→ **About this task**: Give back every record word for word, keeping the pictures out.

→ **Exercise input**:
──────

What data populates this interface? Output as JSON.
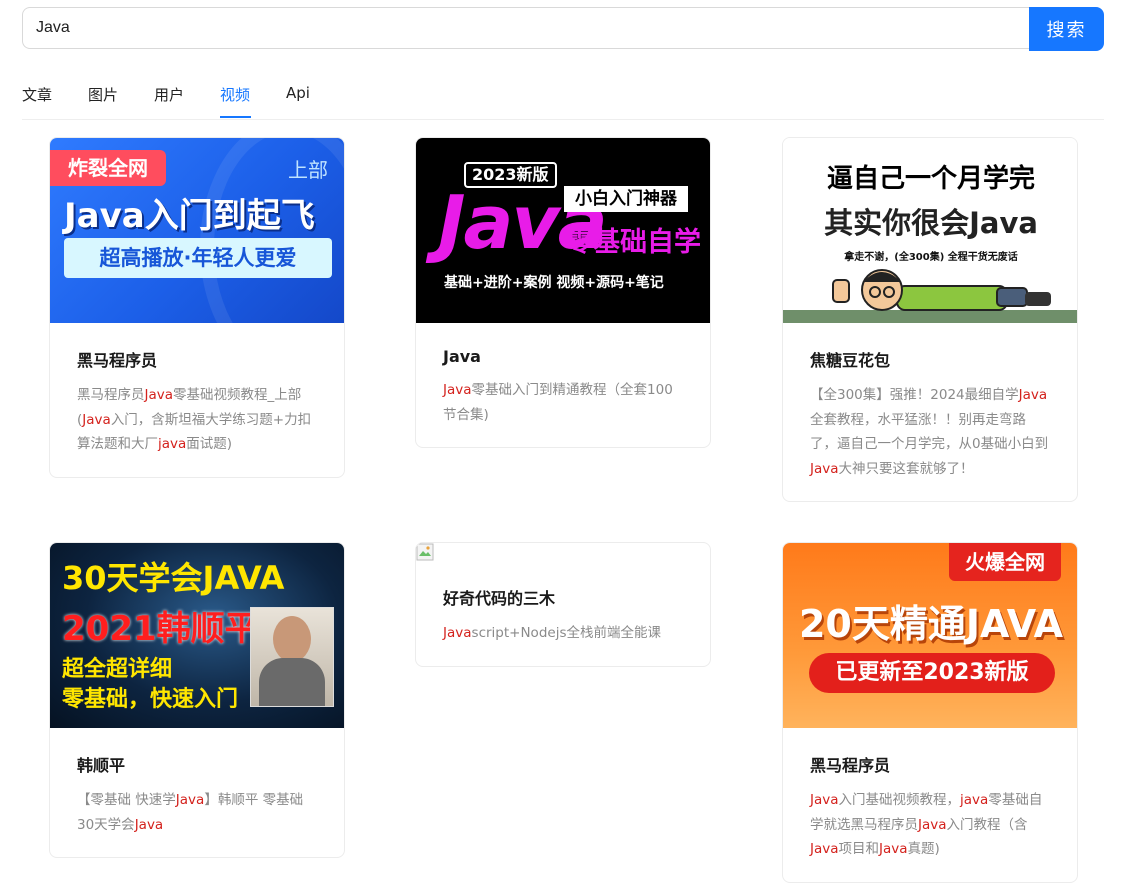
{
  "search": {
    "value": "Java",
    "button_label": "搜索"
  },
  "tabs": [
    {
      "label": "文章",
      "active": false
    },
    {
      "label": "图片",
      "active": false
    },
    {
      "label": "用户",
      "active": false
    },
    {
      "label": "视频",
      "active": true
    },
    {
      "label": "Api",
      "active": false
    }
  ],
  "highlight_color": "#d4221d",
  "accent_color": "#1677ff",
  "videos": [
    {
      "title": "黑马程序员",
      "description": [
        [
          "黑马程序员",
          false
        ],
        [
          "Java",
          true
        ],
        [
          "零基础视频教程_上部(",
          false
        ],
        [
          "Java",
          true
        ],
        [
          "入门，含斯坦福大学练习题+力扣算法题和大厂",
          false
        ],
        [
          "java",
          true
        ],
        [
          "面试题)",
          false
        ]
      ],
      "cover": {
        "badge": "炸裂全网",
        "tag": "上部",
        "headline": "Java入门到起飞",
        "subline": "超高播放·年轻人更爱"
      }
    },
    {
      "title": "Java",
      "description": [
        [
          "Java",
          true
        ],
        [
          "零基础入门到精通教程（全套100节合集)",
          false
        ]
      ],
      "cover": {
        "badge": "2023新版",
        "big": "Java",
        "tag": "小白入门神器",
        "headline": "零基础自学",
        "subline": "基础+进阶+案例 视频+源码+笔记"
      }
    },
    {
      "title": "焦糖豆花包",
      "description": [
        [
          "【全300集】强推！2024最细自学",
          false
        ],
        [
          "Java",
          true
        ],
        [
          "全套教程，水平猛涨！！别再走弯路了，逼自己一个月学完，从0基础小白到",
          false
        ],
        [
          "Java",
          true
        ],
        [
          "大神只要这套就够了！",
          false
        ]
      ],
      "cover": {
        "line1": "逼自己一个月学完",
        "line2": "其实你很会Java",
        "line3": "拿走不谢，(全300集)    全程干货无废话"
      }
    },
    {
      "title": "韩顺平",
      "description": [
        [
          "【零基础 快速学",
          false
        ],
        [
          "Java",
          true
        ],
        [
          "】韩顺平 零基础30天学会",
          false
        ],
        [
          "Java",
          true
        ]
      ],
      "cover": {
        "line1": "30天学会JAVA",
        "line2": "2021韩顺平",
        "line3": "超全超详细",
        "line4": "零基础，快速入门"
      }
    },
    {
      "title": "好奇代码的三木",
      "description": [
        [
          "Java",
          true
        ],
        [
          "script+Nodejs全栈前端全能课",
          false
        ]
      ],
      "cover": null
    },
    {
      "title": "黑马程序员",
      "description": [
        [
          "Java",
          true
        ],
        [
          "入门基础视频教程，",
          false
        ],
        [
          "java",
          true
        ],
        [
          "零基础自学就选黑马程序员",
          false
        ],
        [
          "Java",
          true
        ],
        [
          "入门教程（含",
          false
        ],
        [
          "Java",
          true
        ],
        [
          "项目和",
          false
        ],
        [
          "Java",
          true
        ],
        [
          "真题)",
          false
        ]
      ],
      "cover": {
        "badge": "火爆全网",
        "headline": "20天精通JAVA",
        "subline": "已更新至2023新版"
      }
    }
  ]
}
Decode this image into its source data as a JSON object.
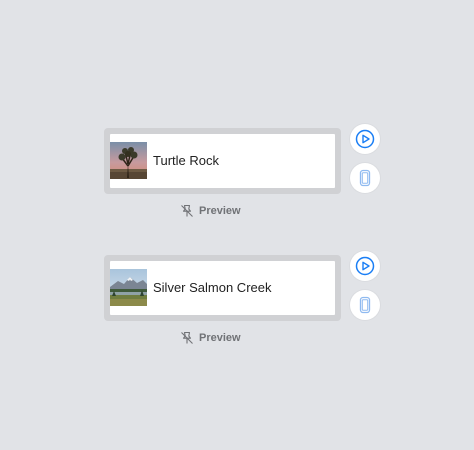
{
  "previews": [
    {
      "label": "Turtle Rock",
      "thumbnail": "joshua-tree-photo",
      "caption": "Preview",
      "icons": {
        "play": "play-circle-icon",
        "device": "device-icon",
        "caption": "preview-pin-slash-icon"
      }
    },
    {
      "label": "Silver Salmon Creek",
      "thumbnail": "mountain-lake-photo",
      "caption": "Preview",
      "icons": {
        "play": "play-circle-icon",
        "device": "device-icon",
        "caption": "preview-pin-slash-icon"
      }
    }
  ],
  "colors": {
    "canvas": "#e1e3e7",
    "frame": "#d0d1d4",
    "accent": "#1a7ef5",
    "caption": "#707276"
  }
}
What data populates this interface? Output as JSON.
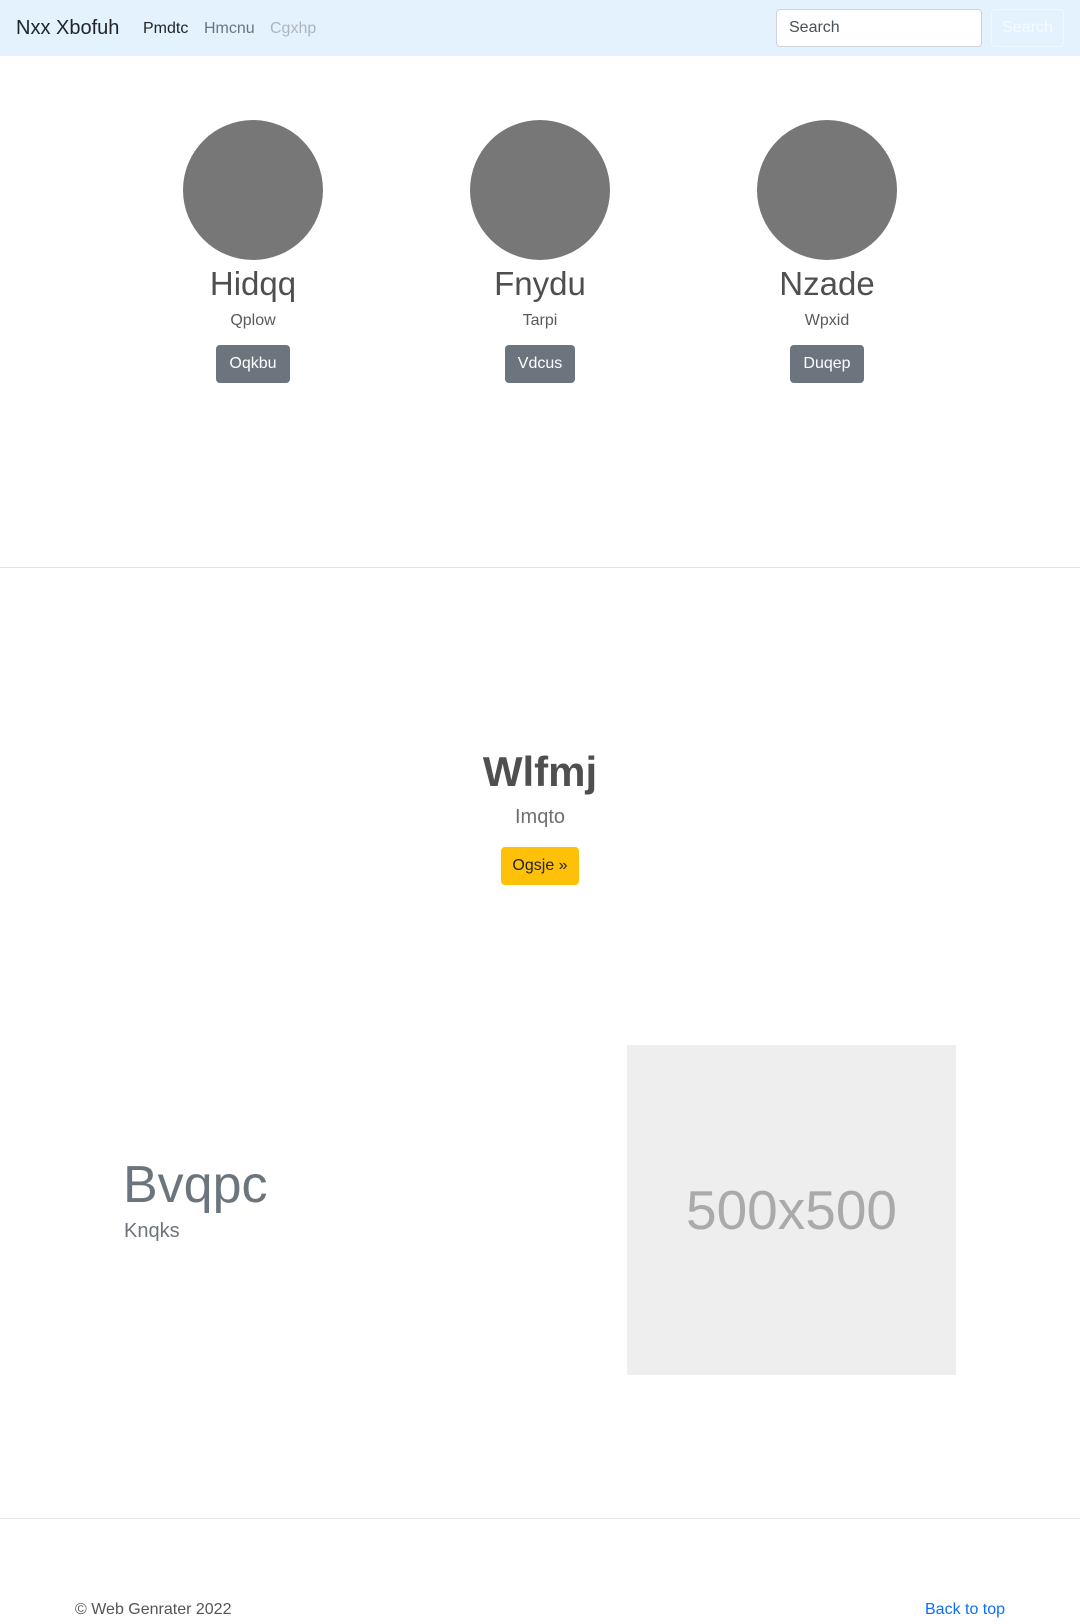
{
  "navbar": {
    "brand": "Nxx Xbofuh",
    "links": [
      {
        "label": "Pmdtc",
        "state": "active"
      },
      {
        "label": "Hmcnu",
        "state": "normal"
      },
      {
        "label": "Cgxhp",
        "state": "disabled"
      }
    ],
    "search": {
      "placeholder": "Search",
      "button_label": "Search"
    }
  },
  "people": [
    {
      "name": "Hidqq",
      "role": "Qplow",
      "button_label": "Oqkbu"
    },
    {
      "name": "Fnydu",
      "role": "Tarpi",
      "button_label": "Vdcus"
    },
    {
      "name": "Nzade",
      "role": "Wpxid",
      "button_label": "Duqep"
    }
  ],
  "feature": {
    "title": "Wlfmj",
    "subtitle": "Imqto",
    "button_label": "Ogsje »"
  },
  "showcase": {
    "title": "Bvqpc",
    "subtitle": "Knqks",
    "image_placeholder": "500x500"
  },
  "footer": {
    "copyright": "© Web Genrater 2022",
    "back_to_top": "Back to top"
  },
  "colors": {
    "navbar_background": "#e3f2fd",
    "secondary_button": "#6c757d",
    "warning_button": "#ffc107",
    "avatar": "#777777",
    "link": "#0d6efd"
  }
}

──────

→ **Finished exercise**:
What data populates this interface? Output as JSON.
{
  "search": {
    "value": "Java",
    "button_label": "搜索"
  },
  "tabs": [
    {
      "label": "文章",
      "active": false
    },
    {
      "label": "图片",
      "active": false
    },
    {
      "label": "用户",
      "active": false
    },
    {
      "label": "视频",
      "active": true
    },
    {
      "label": "Api",
      "active": false
    }
  ],
  "highlight_color": "#d4221d",
  "accent_color": "#1677ff",
  "videos": [
    {
      "title": "黑马程序员",
      "description": [
        [
          "黑马程序员",
          false
        ],
        [
          "Java",
          true
        ],
        [
          "零基础视频教程_上部(",
          false
        ],
        [
          "Java",
          true
        ],
        [
          "入门，含斯坦福大学练习题+力扣算法题和大厂",
          false
        ],
        [
          "java",
          true
        ],
        [
          "面试题)",
          false
        ]
      ],
      "cover": {
        "badge": "炸裂全网",
        "tag": "上部",
        "headline": "Java入门到起飞",
        "subline": "超高播放·年轻人更爱"
      }
    },
    {
      "title": "Java",
      "description": [
        [
          "Java",
          true
        ],
        [
          "零基础入门到精通教程（全套100节合集)",
          false
        ]
      ],
      "cover": {
        "badge": "2023新版",
        "big": "Java",
        "tag": "小白入门神器",
        "headline": "零基础自学",
        "subline": "基础+进阶+案例 视频+源码+笔记"
      }
    },
    {
      "title": "焦糖豆花包",
      "description": [
        [
          "【全300集】强推！2024最细自学",
          false
        ],
        [
          "Java",
          true
        ],
        [
          "全套教程，水平猛涨！！别再走弯路了，逼自己一个月学完，从0基础小白到",
          false
        ],
        [
          "Java",
          true
        ],
        [
          "大神只要这套就够了！",
          false
        ]
      ],
      "cover": {
        "line1": "逼自己一个月学完",
        "line2": "其实你很会Java",
        "line3": "拿走不谢，(全300集)    全程干货无废话"
      }
    },
    {
      "title": "韩顺平",
      "description": [
        [
          "【零基础 快速学",
          false
        ],
        [
          "Java",
          true
        ],
        [
          "】韩顺平 零基础30天学会",
          false
        ],
        [
          "Java",
          true
        ]
      ],
      "cover": {
        "line1": "30天学会JAVA",
        "line2": "2021韩顺平",
        "line3": "超全超详细",
        "line4": "零基础，快速入门"
      }
    },
    {
      "title": "好奇代码的三木",
      "description": [
        [
          "Java",
          true
        ],
        [
          "script+Nodejs全栈前端全能课",
          false
        ]
      ],
      "cover": null
    },
    {
      "title": "黑马程序员",
      "description": [
        [
          "Java",
          true
        ],
        [
          "入门基础视频教程，",
          false
        ],
        [
          "java",
          true
        ],
        [
          "零基础自学就选黑马程序员",
          false
        ],
        [
          "Java",
          true
        ],
        [
          "入门教程（含",
          false
        ],
        [
          "Java",
          true
        ],
        [
          "项目和",
          false
        ],
        [
          "Java",
          true
        ],
        [
          "真题)",
          false
        ]
      ],
      "cover": {
        "badge": "火爆全网",
        "headline": "20天精通JAVA",
        "subline": "已更新至2023新版"
      }
    }
  ]
}
Decode this image into its source data as a JSON object.
{
  "previews": [
    {
      "label": "Turtle Rock",
      "thumbnail": "joshua-tree-photo",
      "caption": "Preview",
      "icons": {
        "play": "play-circle-icon",
        "device": "device-icon",
        "caption": "preview-pin-slash-icon"
      }
    },
    {
      "label": "Silver Salmon Creek",
      "thumbnail": "mountain-lake-photo",
      "caption": "Preview",
      "icons": {
        "play": "play-circle-icon",
        "device": "device-icon",
        "caption": "preview-pin-slash-icon"
      }
    }
  ],
  "colors": {
    "canvas": "#e1e3e7",
    "frame": "#d0d1d4",
    "accent": "#1a7ef5",
    "caption": "#707276"
  }
}
What data populates this interface? Output as JSON.
{
  "navbar": {
    "brand": "Nxx Xbofuh",
    "links": [
      {
        "label": "Pmdtc",
        "state": "active"
      },
      {
        "label": "Hmcnu",
        "state": "normal"
      },
      {
        "label": "Cgxhp",
        "state": "disabled"
      }
    ],
    "search": {
      "placeholder": "Search",
      "button_label": "Search"
    }
  },
  "people": [
    {
      "name": "Hidqq",
      "role": "Qplow",
      "button_label": "Oqkbu"
    },
    {
      "name": "Fnydu",
      "role": "Tarpi",
      "button_label": "Vdcus"
    },
    {
      "name": "Nzade",
      "role": "Wpxid",
      "button_label": "Duqep"
    }
  ],
  "feature": {
    "title": "Wlfmj",
    "subtitle": "Imqto",
    "button_label": "Ogsje »"
  },
  "showcase": {
    "title": "Bvqpc",
    "subtitle": "Knqks",
    "image_placeholder": "500x500"
  },
  "footer": {
    "copyright": "© Web Genrater 2022",
    "back_to_top": "Back to top"
  },
  "colors": {
    "navbar_background": "#e3f2fd",
    "secondary_button": "#6c757d",
    "warning_button": "#ffc107",
    "avatar": "#777777",
    "link": "#0d6efd"
  }
}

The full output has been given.